Well, let me say, that I am not a new grad! I have been a nurse for 5 years, in med-surg, and I have never had a patient "code"! (I shouldn't be saying this, I'll jinx myself!) I have had plenty of patients teetering on the edge---and quickly gotten them off to the ICU, I have had patients go into respiratory distress---pulmonary edema, etc, where they have needed to be intubated on the floor and then transferred, etc...Having a patient code though is my worst nightmare, and I am terrified of the time when it will happen! Where I work, they do not have any sort of "mock codes" and I have never even really gotten into the code cart.
I have not worked at my current hospital very long, but I do not like the "clinical educaton" they have (it is one nurse who is really burnt out, responsible for nursing and "nurse tech" orientation for basically the entire hospital, excluding specialty areas, and makes one feel like an idiot when she is asked a question! I just don't think I could go to her with my "anxiety") My nurse manager and her assistant are very approachable however---I work nights so I really don't see either of them too often
Also, I would like to be more familiar with reading ekg's etc (it's not something I know about, either)
I don't really want to do ACLS training, but I suppose that would make me more knowledgable.
Any words of advice or encouragement??
I definitely feel for you, RGrif. Codes also scare me and like you, I've had patients go south quickly and called Respiratory Therapy or the House Physician STAT, possibly transferred them to ICU, but have never had my own patient code in my 10 years on med-surg. (**knock*on*wood**
) Over the past year, our unit requires that we participate in at least 2 mock codes/year-- many opportunities are given to participate-- and it's helped me a lot. I don't know what it's like at your hospital, but at ours, once you call the code, people come out of the woodwork to help. An ICU nurse is always assigned to codes and is designated to draw up all the meds, and often the house nursing supervisor documents (I work 3-11). The nurse assigned to the patient has the chart and relates pertinent information to the doctor(s) assisting at the code.
We floor nurses are told to focus on the basics until help arrives: "The ABC's"- Airway, Breathing, Circulation. By the time a code is called, a nurse has run for the code cart, another has gotten a backboard under the patient while another sets up the ambu and O2 and a suction cannister. During our mock codes, we all take turns with the various responsibilities until it's more comfortable. We also go through all the drawers of the code cart to become more familiar with it all.

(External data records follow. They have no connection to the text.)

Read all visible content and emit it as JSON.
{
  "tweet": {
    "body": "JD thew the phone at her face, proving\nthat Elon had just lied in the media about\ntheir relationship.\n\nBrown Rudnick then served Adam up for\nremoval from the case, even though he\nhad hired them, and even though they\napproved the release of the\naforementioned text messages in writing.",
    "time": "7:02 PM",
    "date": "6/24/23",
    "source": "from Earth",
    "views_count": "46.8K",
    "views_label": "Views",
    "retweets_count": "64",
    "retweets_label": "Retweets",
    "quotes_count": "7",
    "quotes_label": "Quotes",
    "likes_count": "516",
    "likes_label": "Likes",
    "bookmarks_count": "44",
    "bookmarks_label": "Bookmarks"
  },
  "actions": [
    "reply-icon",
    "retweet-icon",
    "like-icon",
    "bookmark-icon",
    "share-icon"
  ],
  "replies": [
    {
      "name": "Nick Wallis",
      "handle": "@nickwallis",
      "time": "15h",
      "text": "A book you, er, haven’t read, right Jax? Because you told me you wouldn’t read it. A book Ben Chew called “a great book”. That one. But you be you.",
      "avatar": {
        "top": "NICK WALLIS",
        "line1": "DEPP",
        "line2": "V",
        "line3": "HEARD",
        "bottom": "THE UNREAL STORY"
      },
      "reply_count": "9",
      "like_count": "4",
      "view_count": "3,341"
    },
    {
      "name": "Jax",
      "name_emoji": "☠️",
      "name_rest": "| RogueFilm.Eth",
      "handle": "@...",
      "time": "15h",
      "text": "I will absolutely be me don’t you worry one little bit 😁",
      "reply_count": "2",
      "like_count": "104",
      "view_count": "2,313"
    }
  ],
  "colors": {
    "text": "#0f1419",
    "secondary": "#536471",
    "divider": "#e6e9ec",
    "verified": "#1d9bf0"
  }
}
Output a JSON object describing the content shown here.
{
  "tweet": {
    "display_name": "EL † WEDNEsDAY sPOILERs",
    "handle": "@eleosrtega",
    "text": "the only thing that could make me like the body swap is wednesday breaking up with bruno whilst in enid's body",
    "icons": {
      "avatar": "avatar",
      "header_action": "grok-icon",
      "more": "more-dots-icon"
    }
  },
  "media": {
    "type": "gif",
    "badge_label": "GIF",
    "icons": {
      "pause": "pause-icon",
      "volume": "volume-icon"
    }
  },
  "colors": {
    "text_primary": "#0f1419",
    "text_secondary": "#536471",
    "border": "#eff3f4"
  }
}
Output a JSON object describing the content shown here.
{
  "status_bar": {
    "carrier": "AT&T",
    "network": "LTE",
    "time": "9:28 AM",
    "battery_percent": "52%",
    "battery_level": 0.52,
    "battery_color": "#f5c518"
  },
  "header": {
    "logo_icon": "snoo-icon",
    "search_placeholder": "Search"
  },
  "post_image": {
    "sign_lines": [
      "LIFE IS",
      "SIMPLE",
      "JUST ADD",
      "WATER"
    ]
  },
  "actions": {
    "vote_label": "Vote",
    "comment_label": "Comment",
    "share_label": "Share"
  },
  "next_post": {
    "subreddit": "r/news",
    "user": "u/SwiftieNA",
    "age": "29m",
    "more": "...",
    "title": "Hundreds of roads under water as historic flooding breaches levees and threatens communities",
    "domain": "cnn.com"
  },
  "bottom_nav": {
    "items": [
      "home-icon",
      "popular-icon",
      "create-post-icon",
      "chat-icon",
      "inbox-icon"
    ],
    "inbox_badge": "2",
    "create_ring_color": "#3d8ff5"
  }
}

I would strongly advise that you speak with your nurse manager and assistant about your concerns, and about your feelings/observations about your burned-out nurse educator. You and your co-workers deserve much better education than what you're getting, and so do your patients.
Last edit by RN-PA on Oct 8, '04